The story of Ilocos Sur can be told in the same historical events and episodes which fill the pages of our country’s past. It is similar narrative of conquest, exploitation, persecution, revolution and emancipation as the Philippines. The great men and women of Ilocos Sur who sailed forth from her native bosom into the limelight of history wrote with their immortal deeds of bravery, courage, and heroism the records and chronicles of the times. Indeed, the Ilocos Sur story reads like excerpts of the Philippine history, chapters of the Filipino saga made unforgettable by the exploits and achievements of Ilocos Sur’s sons and daughters through the long march of our country and the progress of our people from the era of colonialism to the sunlight of liberty and freedom.

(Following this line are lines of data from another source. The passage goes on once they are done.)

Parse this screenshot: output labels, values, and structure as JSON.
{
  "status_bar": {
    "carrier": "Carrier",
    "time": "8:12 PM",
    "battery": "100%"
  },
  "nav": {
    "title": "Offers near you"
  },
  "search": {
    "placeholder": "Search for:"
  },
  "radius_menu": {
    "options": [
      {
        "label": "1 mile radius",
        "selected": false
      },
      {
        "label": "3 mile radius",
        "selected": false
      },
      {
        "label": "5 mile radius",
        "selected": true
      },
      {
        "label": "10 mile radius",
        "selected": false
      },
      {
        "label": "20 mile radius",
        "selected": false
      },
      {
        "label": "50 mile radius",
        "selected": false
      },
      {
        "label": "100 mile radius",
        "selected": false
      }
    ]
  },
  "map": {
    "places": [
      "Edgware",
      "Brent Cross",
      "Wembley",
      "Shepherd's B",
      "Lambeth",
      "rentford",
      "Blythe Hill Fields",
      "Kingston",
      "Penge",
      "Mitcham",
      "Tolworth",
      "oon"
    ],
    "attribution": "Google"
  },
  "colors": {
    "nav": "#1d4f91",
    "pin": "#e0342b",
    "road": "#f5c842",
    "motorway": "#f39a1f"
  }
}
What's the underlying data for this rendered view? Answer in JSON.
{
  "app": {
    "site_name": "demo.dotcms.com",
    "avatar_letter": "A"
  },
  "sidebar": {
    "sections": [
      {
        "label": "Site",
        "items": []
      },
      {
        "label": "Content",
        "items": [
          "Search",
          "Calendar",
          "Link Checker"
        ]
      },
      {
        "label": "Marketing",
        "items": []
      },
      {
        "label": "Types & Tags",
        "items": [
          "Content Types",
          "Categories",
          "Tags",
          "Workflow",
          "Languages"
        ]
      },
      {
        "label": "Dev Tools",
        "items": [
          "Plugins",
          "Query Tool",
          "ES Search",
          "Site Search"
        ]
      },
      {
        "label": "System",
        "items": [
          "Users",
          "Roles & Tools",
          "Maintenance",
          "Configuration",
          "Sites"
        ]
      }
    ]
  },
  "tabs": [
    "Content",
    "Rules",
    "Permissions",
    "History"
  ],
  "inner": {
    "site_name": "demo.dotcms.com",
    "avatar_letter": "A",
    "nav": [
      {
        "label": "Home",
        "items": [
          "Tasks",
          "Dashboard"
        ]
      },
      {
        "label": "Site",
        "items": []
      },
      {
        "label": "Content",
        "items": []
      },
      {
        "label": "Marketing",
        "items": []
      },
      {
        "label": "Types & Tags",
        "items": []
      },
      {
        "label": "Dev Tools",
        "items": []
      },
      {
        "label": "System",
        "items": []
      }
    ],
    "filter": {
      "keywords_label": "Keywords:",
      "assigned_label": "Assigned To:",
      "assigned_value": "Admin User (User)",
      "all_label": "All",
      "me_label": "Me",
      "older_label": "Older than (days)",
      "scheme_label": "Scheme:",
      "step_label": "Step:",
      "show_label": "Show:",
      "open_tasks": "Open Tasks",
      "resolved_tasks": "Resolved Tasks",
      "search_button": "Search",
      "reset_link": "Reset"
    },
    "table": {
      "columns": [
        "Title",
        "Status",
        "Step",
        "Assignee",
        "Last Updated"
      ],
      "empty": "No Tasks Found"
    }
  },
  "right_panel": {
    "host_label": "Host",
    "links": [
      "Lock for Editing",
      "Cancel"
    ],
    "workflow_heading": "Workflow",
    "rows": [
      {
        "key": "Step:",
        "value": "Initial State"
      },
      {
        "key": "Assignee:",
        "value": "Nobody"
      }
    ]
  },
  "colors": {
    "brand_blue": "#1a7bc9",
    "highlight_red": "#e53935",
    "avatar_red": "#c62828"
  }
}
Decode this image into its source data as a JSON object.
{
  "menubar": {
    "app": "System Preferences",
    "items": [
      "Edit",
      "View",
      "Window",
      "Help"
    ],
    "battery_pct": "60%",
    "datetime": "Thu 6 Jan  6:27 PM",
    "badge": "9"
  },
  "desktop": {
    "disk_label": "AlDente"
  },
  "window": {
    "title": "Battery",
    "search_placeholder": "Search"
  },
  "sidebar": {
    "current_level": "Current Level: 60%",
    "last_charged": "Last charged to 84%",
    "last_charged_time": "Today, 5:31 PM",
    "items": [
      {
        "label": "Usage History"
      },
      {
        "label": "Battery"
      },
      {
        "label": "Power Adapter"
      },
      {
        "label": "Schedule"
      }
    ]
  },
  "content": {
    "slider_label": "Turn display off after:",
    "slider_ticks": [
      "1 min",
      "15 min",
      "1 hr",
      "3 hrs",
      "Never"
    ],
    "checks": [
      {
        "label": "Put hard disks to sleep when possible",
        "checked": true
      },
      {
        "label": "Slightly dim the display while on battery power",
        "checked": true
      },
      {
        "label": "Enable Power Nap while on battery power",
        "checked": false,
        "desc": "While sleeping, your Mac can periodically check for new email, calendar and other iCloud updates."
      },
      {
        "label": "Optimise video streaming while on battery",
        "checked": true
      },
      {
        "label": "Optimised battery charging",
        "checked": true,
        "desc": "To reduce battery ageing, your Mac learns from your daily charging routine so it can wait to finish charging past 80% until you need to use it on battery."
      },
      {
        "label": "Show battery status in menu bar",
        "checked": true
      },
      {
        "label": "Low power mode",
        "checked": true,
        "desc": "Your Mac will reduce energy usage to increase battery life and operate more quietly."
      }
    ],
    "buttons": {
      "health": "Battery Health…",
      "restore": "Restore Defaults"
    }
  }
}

Today, history lives in Ilocos Sur. In Vigan, the famed Villa Fernandina founded in1574 by Juan de Salcedo, grandson of the Adelantado Miguel Lopez de Legaspi, the hand of history is everywhere, in the imposing monuments and statues standing as permanent tributes to the memory of illustrious dead, on the markers of stone and the memorial tablets upon the hollowed grounds where long ago a martyr was born, where a famous poetess lived, where a President taught as a humble barrio teacher. These markers and inscriptions are veritable readings a history, citing here and there “a chapel of wood and thatch erected on this site, 1574,” “an earthquake in 1619’,” “a fire in 1739”, recording the seizure by revolutionists under Col. Juan Villamor, and the detention by American forces as a political leader, Mena Crisologo 1899.
Of Ilocos Sur, history records that three years after the founding of the City of Manila, Legaspi dispatched the ‘conquistador’ Salcedo on a mission of exploration and conquest to the north in the island of Luzon. Salcedo established the Ciudad Fernandina in honor of King Ferdinand, the reigning ruler of Spain at the time, and for his reward was granted a rohyal “encomienda” and named Lieutenant-Governor for the whole Ilocos.
Thus, Villa Fernandina became the capital of the whole Ilocos which then embraced the present territories of Ilocos Norte, Ilocos Sur, Abra, La Union, and portion of Mountain Province. The other important pueblos in this vast and area where the present towns of Laoag, in Ilocos Norte and Aringay, in La Union. The Ilocos was then the only area known and explored north of Manila as indicated in an early map of the Philippines.
Following the exploration and conquest of the Ilocos by the Castillan sword, the evangelization of the inhabitants was pursued in the characteristics zeal and devotion of the Augustinian missionaries. In time, the picturesque churches made of stones and mortar began to be built, undoubtedly thru free labor required of our forefathers, and these edifices of worship stood thru the centuries, mute but eloquent symbols of Spanish power that held sway in union with the Church. It is thus interesting to read the marker found near the door of the Vigan Cathedral, one of the most beautiful and imposing churches in the North, which was placed there by the Philippine Historical Committee.